* [DATA TO EXAMINE]:
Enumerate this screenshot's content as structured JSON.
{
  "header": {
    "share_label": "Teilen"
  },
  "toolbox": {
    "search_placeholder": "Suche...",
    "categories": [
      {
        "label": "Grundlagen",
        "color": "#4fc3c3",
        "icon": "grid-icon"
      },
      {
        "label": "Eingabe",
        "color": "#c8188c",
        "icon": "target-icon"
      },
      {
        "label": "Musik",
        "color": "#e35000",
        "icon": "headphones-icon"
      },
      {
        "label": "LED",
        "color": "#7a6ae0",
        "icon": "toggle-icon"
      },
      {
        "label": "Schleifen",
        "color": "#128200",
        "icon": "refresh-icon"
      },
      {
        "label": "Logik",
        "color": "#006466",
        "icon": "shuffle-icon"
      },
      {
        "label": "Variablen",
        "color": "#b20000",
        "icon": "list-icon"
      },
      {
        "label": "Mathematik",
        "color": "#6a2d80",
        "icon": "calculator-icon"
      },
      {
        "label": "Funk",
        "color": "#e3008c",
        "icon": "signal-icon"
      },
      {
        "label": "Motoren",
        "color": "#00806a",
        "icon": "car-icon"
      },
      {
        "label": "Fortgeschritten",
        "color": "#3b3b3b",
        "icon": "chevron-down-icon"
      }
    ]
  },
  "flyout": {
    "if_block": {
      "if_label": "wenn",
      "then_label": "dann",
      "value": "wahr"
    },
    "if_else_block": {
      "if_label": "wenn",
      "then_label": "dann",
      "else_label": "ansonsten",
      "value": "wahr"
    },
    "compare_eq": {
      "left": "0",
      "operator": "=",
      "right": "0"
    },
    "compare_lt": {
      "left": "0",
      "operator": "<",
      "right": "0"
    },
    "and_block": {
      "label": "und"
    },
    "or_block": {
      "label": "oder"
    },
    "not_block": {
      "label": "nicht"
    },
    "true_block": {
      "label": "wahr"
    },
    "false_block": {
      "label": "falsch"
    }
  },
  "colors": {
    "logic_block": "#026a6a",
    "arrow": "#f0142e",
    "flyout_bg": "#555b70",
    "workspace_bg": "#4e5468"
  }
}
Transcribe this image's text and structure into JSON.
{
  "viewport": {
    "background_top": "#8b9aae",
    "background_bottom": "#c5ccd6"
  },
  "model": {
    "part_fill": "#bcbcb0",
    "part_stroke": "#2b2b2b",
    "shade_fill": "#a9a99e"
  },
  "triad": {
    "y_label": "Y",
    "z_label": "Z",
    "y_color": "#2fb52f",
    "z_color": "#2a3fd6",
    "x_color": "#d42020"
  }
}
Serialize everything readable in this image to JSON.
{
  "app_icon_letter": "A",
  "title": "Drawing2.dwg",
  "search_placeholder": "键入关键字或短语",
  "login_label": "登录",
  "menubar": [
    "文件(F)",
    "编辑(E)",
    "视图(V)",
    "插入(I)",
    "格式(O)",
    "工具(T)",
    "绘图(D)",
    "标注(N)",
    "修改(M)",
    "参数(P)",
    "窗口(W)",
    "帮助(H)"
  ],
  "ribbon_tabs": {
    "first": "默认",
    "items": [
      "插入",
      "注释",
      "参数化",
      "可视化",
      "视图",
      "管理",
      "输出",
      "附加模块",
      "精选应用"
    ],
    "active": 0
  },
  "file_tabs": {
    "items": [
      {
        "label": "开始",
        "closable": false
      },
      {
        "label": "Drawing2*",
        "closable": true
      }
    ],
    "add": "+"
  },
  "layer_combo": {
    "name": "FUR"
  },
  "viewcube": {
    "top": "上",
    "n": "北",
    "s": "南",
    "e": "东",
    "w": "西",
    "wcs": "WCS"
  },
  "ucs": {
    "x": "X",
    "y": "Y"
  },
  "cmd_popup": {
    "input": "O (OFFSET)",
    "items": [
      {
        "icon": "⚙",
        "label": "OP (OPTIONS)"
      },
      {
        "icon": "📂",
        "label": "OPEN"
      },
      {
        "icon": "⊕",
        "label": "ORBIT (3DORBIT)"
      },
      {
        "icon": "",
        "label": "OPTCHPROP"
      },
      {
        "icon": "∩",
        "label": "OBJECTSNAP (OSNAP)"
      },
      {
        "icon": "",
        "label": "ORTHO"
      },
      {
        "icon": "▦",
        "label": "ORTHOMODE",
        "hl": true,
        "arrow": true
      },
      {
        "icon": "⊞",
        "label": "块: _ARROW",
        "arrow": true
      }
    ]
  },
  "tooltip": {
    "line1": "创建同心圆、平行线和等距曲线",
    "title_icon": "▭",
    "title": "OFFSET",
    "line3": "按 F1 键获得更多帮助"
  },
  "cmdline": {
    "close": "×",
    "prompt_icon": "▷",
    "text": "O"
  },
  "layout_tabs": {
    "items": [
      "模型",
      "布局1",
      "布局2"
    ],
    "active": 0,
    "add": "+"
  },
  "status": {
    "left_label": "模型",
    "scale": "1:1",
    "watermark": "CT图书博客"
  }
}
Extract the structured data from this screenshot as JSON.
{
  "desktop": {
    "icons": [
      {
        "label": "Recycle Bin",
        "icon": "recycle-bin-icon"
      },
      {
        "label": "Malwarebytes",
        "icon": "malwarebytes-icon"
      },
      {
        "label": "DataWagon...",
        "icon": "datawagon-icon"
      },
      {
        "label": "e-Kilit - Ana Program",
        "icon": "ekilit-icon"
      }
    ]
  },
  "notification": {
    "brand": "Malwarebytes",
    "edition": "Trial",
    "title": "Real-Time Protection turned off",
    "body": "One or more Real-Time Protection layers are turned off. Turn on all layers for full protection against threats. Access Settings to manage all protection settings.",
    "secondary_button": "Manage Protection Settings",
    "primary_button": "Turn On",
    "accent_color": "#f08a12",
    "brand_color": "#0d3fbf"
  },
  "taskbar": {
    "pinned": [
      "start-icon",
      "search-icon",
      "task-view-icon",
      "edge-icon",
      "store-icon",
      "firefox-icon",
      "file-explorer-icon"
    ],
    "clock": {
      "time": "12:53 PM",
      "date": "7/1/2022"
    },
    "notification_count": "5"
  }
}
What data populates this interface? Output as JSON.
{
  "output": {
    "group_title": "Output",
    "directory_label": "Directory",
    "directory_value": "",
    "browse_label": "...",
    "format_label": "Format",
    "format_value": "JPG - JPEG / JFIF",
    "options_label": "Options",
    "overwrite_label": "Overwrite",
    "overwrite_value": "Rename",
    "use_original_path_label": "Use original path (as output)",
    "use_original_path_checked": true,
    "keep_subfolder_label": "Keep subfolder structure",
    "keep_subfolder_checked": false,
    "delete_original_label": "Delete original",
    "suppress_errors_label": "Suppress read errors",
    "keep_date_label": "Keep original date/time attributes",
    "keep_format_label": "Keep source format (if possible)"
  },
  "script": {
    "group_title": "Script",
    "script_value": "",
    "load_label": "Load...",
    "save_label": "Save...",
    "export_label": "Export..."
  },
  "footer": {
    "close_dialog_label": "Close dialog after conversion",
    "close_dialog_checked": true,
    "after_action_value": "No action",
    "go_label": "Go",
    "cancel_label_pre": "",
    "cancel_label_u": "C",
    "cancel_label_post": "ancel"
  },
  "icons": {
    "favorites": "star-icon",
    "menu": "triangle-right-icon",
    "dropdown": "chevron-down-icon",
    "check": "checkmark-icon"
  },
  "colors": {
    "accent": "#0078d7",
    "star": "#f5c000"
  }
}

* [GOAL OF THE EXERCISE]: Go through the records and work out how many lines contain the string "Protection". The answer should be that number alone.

* [COMPLETED EXERCISE]: 3